Frequently Asked Questions

With most whistleblower programs, whistleblowers (known as “relators” in qui tam lawsuits) may be eligible to receive a reward based on a percentage of the monies recovered by the government in a successful action against a fraudster. Reward amounts range anywhere from 10% to 30%, and depend on the information provided, among many other factors. Established whistleblower programs that offer rewards include the SEC, CFTC, IRS, and the qui tam provision of the False Claims Act.

Although not considered a reward per se, most of the laws and programs mentioned also protect whistleblowers against retaliation for engaging in a protected activity, such as reporting fraud and other violations of federal securities, commodities, and contract law.

Those being retaliated against may file for damages, as many of the aforementioned laws provide monetary damages and remedies, such as lost pay, benefits, compensatory damages, and attorney fees and costs.

To become a whistleblower, you’ll need to file a claim with the agency in which the fraud you are reporting relates. For securities frauds, the SEC, for commodities fraud, the CFTC, for government contracting fraud, the U.S. Government, among others.

There are very strict rules and technical procedures for filing any sort of whistleblower lawsuit or a request for a whistleblower reward. Failure to file swiftly or failure to follow specific procedures outlined in the laws can result in a whistleblower losing his or her claim to a reward.
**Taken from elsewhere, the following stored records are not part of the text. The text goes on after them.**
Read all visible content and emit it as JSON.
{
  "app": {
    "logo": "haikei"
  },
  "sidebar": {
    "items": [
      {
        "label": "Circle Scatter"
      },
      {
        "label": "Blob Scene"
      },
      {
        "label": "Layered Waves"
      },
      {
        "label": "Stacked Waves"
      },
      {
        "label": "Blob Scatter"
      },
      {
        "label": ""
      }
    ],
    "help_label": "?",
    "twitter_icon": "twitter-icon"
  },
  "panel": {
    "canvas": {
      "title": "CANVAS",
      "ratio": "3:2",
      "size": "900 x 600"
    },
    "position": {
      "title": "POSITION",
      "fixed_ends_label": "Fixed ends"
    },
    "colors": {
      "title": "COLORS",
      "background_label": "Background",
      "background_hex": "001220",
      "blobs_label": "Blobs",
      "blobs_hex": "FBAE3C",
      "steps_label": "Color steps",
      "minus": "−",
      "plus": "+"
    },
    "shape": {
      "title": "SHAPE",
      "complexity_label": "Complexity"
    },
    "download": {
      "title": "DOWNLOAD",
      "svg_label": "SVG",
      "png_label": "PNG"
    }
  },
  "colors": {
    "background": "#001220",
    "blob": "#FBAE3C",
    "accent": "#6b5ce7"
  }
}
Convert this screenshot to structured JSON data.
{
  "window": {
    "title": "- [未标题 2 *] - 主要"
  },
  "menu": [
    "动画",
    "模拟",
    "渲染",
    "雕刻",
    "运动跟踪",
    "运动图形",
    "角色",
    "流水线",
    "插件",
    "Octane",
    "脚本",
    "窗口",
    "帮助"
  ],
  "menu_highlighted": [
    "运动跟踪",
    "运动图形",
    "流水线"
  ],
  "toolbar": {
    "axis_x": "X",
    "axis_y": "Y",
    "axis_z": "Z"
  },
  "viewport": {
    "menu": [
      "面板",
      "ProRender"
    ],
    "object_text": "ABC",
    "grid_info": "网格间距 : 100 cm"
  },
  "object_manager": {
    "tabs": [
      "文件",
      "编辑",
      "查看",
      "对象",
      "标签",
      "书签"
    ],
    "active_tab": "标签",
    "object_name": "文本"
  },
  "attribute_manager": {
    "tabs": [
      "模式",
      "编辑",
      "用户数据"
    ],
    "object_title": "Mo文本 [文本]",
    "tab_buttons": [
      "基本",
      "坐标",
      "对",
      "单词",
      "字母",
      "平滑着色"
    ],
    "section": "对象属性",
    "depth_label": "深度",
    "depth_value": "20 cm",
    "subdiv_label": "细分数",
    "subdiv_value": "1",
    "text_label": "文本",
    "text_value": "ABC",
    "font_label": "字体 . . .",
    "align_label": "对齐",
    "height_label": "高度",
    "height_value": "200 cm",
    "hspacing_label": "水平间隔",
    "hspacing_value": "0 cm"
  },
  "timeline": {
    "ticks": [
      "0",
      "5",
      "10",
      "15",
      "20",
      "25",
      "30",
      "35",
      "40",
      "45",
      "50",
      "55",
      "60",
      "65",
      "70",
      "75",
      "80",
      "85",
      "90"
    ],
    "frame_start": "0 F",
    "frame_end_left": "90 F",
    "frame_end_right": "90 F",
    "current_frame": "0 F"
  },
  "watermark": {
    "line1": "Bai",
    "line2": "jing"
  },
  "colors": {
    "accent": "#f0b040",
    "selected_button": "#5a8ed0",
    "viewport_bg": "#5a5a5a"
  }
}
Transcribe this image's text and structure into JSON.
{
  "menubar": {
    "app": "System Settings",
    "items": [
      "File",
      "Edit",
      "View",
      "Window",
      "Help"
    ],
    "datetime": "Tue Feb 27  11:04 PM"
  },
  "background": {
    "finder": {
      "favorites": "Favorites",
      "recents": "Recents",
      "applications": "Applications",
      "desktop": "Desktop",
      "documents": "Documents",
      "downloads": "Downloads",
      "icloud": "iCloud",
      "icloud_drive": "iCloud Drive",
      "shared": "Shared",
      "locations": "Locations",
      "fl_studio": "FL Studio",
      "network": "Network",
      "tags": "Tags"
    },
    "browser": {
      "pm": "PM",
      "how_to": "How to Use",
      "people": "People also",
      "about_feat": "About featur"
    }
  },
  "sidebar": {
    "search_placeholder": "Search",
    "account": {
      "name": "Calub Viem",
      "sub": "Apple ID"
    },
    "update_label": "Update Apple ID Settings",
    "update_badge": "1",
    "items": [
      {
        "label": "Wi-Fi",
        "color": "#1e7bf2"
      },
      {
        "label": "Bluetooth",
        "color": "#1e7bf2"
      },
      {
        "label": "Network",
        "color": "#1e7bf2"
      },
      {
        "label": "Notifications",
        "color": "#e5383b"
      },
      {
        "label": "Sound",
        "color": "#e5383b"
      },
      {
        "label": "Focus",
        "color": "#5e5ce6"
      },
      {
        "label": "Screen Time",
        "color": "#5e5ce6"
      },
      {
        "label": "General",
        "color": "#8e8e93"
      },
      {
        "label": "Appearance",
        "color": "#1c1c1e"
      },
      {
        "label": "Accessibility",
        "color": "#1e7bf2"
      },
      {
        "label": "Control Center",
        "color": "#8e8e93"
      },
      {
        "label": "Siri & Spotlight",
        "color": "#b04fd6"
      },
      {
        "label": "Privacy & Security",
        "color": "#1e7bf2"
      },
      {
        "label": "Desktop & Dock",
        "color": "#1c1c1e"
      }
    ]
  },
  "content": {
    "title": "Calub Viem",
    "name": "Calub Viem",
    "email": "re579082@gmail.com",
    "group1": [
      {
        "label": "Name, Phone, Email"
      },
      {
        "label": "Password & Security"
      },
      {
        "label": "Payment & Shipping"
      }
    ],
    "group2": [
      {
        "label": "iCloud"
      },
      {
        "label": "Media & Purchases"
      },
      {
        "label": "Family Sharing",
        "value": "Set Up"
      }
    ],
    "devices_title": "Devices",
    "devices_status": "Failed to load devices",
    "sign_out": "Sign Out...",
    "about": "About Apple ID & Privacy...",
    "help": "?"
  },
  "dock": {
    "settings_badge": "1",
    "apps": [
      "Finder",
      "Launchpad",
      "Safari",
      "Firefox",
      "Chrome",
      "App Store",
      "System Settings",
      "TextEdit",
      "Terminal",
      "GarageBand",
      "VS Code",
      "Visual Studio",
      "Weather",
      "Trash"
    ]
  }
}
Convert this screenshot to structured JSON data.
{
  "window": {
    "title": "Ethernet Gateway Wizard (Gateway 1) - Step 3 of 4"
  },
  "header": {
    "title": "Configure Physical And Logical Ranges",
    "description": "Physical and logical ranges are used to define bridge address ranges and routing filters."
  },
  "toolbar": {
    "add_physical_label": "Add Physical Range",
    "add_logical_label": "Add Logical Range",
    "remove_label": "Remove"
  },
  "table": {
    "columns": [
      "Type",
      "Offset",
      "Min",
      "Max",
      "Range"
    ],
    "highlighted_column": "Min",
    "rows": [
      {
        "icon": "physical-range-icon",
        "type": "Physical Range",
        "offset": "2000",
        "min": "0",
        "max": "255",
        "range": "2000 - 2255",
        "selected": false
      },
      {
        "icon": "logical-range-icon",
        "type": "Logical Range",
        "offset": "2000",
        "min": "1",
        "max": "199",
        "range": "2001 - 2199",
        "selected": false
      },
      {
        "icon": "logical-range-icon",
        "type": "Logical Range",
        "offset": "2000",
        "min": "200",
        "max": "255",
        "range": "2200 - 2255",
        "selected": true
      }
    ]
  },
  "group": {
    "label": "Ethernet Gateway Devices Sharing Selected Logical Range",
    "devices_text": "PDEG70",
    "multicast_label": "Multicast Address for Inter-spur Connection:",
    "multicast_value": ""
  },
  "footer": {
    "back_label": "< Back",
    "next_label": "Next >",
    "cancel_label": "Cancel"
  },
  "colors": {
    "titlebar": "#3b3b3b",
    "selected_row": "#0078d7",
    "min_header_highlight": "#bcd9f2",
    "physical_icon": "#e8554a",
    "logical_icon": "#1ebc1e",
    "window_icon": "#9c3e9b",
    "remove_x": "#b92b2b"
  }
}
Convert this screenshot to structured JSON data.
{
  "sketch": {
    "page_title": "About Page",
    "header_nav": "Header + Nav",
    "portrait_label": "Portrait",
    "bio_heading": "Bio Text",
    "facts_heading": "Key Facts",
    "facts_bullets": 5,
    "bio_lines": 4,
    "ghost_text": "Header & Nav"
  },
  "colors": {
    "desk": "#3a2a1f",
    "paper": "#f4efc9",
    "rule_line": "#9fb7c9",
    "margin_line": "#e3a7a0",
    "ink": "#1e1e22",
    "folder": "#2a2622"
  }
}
If you have information of a fraud and would like to report, get in touch with one of our experienced whistleblower attorneys today for a free, confidential consultation.